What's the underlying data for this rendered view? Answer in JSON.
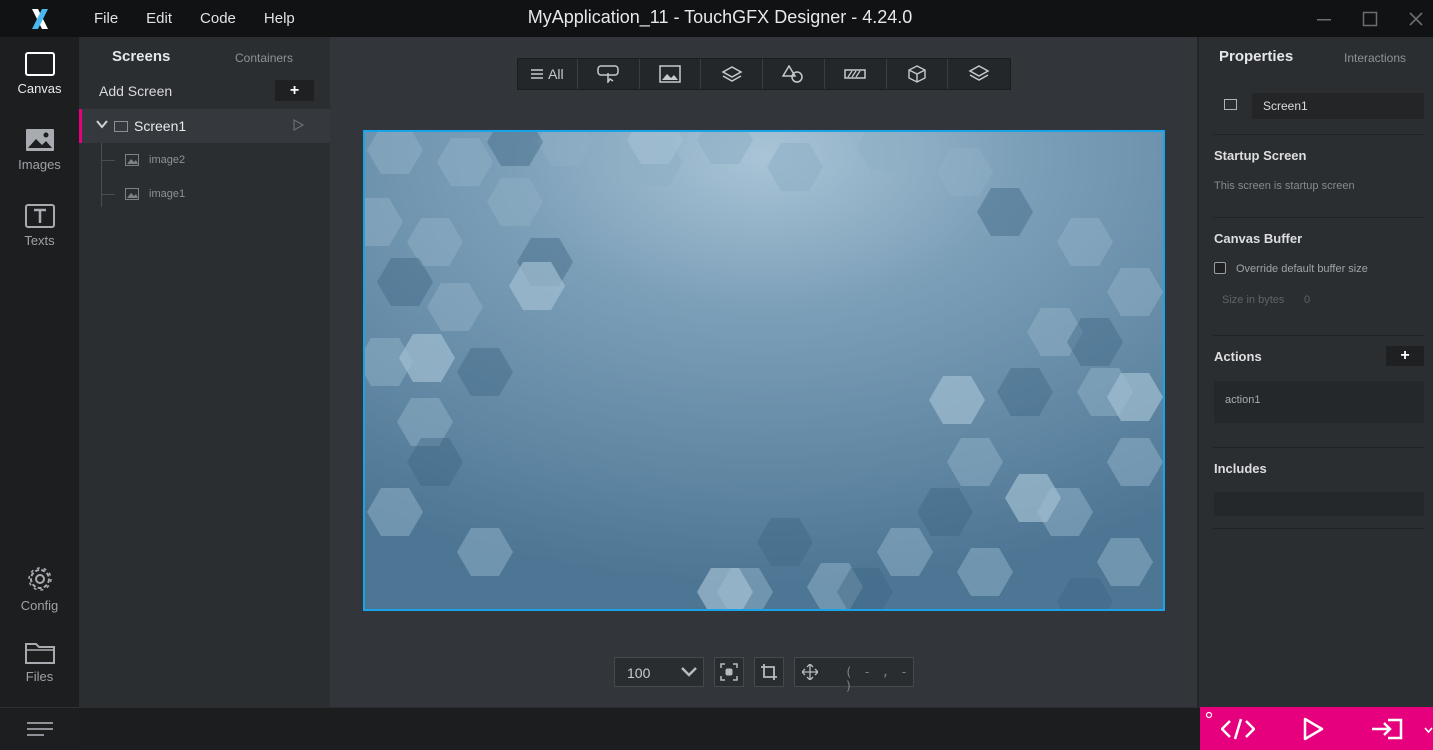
{
  "window": {
    "title": "MyApplication_11 - TouchGFX Designer - 4.24.0",
    "menu": [
      "File",
      "Edit",
      "Code",
      "Help"
    ]
  },
  "leftnav": {
    "canvas": "Canvas",
    "images": "Images",
    "texts": "Texts",
    "config": "Config",
    "files": "Files"
  },
  "tree": {
    "tab_screens": "Screens",
    "tab_containers": "Containers",
    "add_screen": "Add Screen",
    "screen_name": "Screen1",
    "children": [
      "image2",
      "image1"
    ]
  },
  "toolbar": {
    "all_label": "All",
    "icons": [
      "all-icon",
      "button-icon",
      "image-icon",
      "container-icon",
      "shapes-icon",
      "progress-icon",
      "3d-icon",
      "layers-icon"
    ]
  },
  "canvas_controls": {
    "zoom": "100",
    "coords": "( - , - )"
  },
  "properties": {
    "title": "Properties",
    "interactions_tab": "Interactions",
    "name_value": "Screen1",
    "startup_heading": "Startup Screen",
    "startup_text": "This screen is startup screen",
    "buffer_heading": "Canvas Buffer",
    "buffer_checkbox_label": "Override default buffer size",
    "size_label": "Size in bytes",
    "size_value": "0",
    "actions_heading": "Actions",
    "action_item": "action1",
    "includes_heading": "Includes"
  },
  "colors": {
    "accent": "#e6007e",
    "selection": "#1aa3e6",
    "canvas_bg": "#5f88a6"
  }
}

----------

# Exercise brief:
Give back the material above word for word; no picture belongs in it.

# Response for this exercise:
What's the underlying data for this rendered view? Answer in JSON.
{
  "window": {
    "title": "MyApplication_11 - TouchGFX Designer - 4.24.0",
    "menu": [
      "File",
      "Edit",
      "Code",
      "Help"
    ]
  },
  "leftnav": {
    "canvas": "Canvas",
    "images": "Images",
    "texts": "Texts",
    "config": "Config",
    "files": "Files"
  },
  "tree": {
    "tab_screens": "Screens",
    "tab_containers": "Containers",
    "add_screen": "Add Screen",
    "screen_name": "Screen1",
    "children": [
      "image2",
      "image1"
    ]
  },
  "toolbar": {
    "all_label": "All",
    "icons": [
      "all-icon",
      "button-icon",
      "image-icon",
      "container-icon",
      "shapes-icon",
      "progress-icon",
      "3d-icon",
      "layers-icon"
    ]
  },
  "canvas_controls": {
    "zoom": "100",
    "coords": "( - , - )"
  },
  "properties": {
    "title": "Properties",
    "interactions_tab": "Interactions",
    "name_value": "Screen1",
    "startup_heading": "Startup Screen",
    "startup_text": "This screen is startup screen",
    "buffer_heading": "Canvas Buffer",
    "buffer_checkbox_label": "Override default buffer size",
    "size_label": "Size in bytes",
    "size_value": "0",
    "actions_heading": "Actions",
    "action_item": "action1",
    "includes_heading": "Includes"
  },
  "colors": {
    "accent": "#e6007e",
    "selection": "#1aa3e6",
    "canvas_bg": "#5f88a6"
  }
}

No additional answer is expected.